Lately, I've been tired of having my mobile phone, wallet, keys, and mp3 players strapped on to me and cramping my jeans. The solution is to get a small shoulder bag to carry this all. Now our counter part in Europe have been doing this for a long time. I've been shopping around for a small man bag. This seems to hit the spot. I stumbled upon this gem in Flickr.com of all places. The bag is clean in design, understated, yet luxurious. I love the brown suade feel and the white contrasting shoulder strap in web canvase is racy. There are no bulky straps or details to get in the way. It's ver masculine. Antonello Serio is an Italian designer making beautiful fashion for men and women globally.
Friday, May 01, 2009
Zumthor just won the Pritzker Prize. This book reminds me of 'Basic Writings' by Martin Heidegger. There is an essay by Heidegger call "Building, Thinking, and Dwelling." I had a hint of the relation. Then I found a Wikipedia article that mentions Zumthor mirroring Heidegger.
Zumthor mentions the term “presence” of the materials in his work. I remember reading 'Building, Thinking, and Dwelling' and try to grasp Heidegger's meaning of the bridge as the beginning of a 'presence'.
Is Zumthor a senualist? In a sense he is but not the same as those that sprouted in the Roccoco period. Later Modernist such as Adolf Loos strip the ornamentation and the buildings became bare until it was cold. Zumthor seems to bring the warmth back with out all the ostentation. Architecture has always been about light, material, and sense. Zumthor finds innotive ways to let the material speak, or he treats the ordinary material into exterordinary ways. He seems to use material the way a writer uses words to compose a poem.

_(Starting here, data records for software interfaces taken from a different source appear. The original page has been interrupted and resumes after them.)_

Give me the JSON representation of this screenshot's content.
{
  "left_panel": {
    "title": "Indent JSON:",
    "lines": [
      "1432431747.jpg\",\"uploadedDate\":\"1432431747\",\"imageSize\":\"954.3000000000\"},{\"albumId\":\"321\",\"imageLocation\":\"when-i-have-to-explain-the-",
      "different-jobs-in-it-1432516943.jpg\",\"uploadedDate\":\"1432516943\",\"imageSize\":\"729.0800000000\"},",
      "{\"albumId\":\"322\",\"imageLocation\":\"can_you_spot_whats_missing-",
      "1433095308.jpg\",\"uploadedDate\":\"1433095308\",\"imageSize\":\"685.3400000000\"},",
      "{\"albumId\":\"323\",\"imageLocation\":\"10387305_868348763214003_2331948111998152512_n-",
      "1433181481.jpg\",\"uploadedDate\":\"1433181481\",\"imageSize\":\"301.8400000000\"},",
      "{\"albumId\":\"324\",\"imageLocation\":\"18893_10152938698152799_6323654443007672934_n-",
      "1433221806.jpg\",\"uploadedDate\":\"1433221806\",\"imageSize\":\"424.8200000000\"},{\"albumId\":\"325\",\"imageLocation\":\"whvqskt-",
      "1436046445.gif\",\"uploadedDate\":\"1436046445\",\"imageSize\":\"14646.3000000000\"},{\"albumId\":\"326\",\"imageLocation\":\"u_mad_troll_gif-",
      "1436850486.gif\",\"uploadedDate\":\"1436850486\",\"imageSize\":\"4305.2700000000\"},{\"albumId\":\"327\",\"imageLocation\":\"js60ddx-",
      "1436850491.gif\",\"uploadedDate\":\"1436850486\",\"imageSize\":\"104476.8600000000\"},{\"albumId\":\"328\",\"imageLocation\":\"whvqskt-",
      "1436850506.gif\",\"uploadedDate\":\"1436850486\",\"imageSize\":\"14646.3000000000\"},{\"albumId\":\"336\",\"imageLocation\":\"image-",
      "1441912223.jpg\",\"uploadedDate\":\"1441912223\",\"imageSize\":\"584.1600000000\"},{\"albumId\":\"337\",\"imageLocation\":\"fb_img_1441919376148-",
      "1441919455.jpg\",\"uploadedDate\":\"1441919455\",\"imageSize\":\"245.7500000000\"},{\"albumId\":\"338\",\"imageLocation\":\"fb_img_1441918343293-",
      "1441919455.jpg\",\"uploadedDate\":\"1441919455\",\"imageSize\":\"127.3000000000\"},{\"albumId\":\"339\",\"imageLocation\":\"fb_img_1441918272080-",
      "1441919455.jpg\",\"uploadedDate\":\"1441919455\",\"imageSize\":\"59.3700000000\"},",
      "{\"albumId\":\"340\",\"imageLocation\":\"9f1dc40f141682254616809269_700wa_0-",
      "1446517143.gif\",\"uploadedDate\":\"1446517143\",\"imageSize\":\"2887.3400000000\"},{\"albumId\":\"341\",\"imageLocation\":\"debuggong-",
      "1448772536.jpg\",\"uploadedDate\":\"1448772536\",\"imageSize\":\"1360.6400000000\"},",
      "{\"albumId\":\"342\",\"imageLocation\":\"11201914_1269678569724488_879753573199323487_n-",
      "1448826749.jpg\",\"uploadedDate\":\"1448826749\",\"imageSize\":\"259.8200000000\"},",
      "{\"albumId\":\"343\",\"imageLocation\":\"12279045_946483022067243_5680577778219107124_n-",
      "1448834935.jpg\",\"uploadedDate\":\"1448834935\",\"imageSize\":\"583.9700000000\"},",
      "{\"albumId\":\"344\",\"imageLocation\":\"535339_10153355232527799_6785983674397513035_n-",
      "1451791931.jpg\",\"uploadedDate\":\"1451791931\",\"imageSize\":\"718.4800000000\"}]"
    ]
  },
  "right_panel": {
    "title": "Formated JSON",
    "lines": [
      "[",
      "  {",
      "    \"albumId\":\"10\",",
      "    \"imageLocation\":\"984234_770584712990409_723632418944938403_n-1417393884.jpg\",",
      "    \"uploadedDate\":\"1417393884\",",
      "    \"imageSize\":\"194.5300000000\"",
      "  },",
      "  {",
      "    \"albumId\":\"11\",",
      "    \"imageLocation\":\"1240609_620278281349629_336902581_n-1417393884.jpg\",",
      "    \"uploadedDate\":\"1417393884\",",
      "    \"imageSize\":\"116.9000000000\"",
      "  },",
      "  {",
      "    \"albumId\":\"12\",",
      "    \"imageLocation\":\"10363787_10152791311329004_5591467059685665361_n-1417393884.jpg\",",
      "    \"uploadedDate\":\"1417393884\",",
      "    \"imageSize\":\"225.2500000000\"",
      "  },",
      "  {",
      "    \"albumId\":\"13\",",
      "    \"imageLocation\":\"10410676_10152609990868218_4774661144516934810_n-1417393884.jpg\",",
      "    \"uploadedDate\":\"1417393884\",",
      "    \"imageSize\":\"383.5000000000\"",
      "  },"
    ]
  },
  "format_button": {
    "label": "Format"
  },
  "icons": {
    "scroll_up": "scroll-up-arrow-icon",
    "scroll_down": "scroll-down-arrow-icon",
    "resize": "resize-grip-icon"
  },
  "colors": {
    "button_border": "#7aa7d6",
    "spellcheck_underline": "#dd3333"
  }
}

The vintage Seaslug.
Designer: Marc Newson
Marc began his design tinkering with a watch. In his teens, he started to study watch making. He's expanded to other products.
Here's an interview with Marc: http://www.watchismo.blogspot.com/search?q=marc+newson
I don't know how Ishiguro did it, but I felt like I had stumble upon a journal or a story written by Kathy H. The first impression is an intimacy with the story teller that I had not experience in a long time.
Objects have a special meaning in ‘Never Let Me Go’. The title is taken from the song by Judy Bridgewater, a fictional singer from the album Songs After Dark. It is in the cassette that Kathy bought at the Sales. This object came from the outside world. It is a reminder of the time Kathy experienced at Hailsham. The objects produce memories. The wooden pencil box is also imbued with mystery. Kathy mentions Tommy's favorite Ruby shirt.
The album has a woman smoking a cigarette. She had to hide it because smoking is forbidden for donors. It destroys organs. This is one of the ways that Kathy casually reveals the fact that they are donors. The books with smokers or smoking illustrations have been torn from the volume.
I like the fact that Madame selects the special art work for her gallery.
"I don't know how it was where you were, but at Hailsham ..."
I was asking myself this question of purpose and length of a life. On the one hand Kathy knows her purpose in life. On the other hand, she also will know when she will 'complete' her life. It reminds me of Blade Runner because the replicants have their own expiration dates to think of.
Seirra Trading sells them on line.
Thursday, February 26, 2009
Sunday, February 22, 2009
---------- ducly wrote :----------
I'm interested in your Agenda series.
can you tell me more about it?
thank you for your email.
My agenda series are simply photographs of my own agendas, which I use since 2004. They are the result of my daily life, and they try to capture a part of my own memory.
It is the result of an obsession with understanding time as a concept and our relationship with it. We are in the middle of a transition in a world of new technology, where memory is captured differently (e.g. writing an email becomes stored in other ways within our memories than writing by hand, I would believe.) As a result the form of our traces are changing, as well as the archives of ourselves.
It seems important to me to capture this, as also an excuse to continue to produce.
All the Best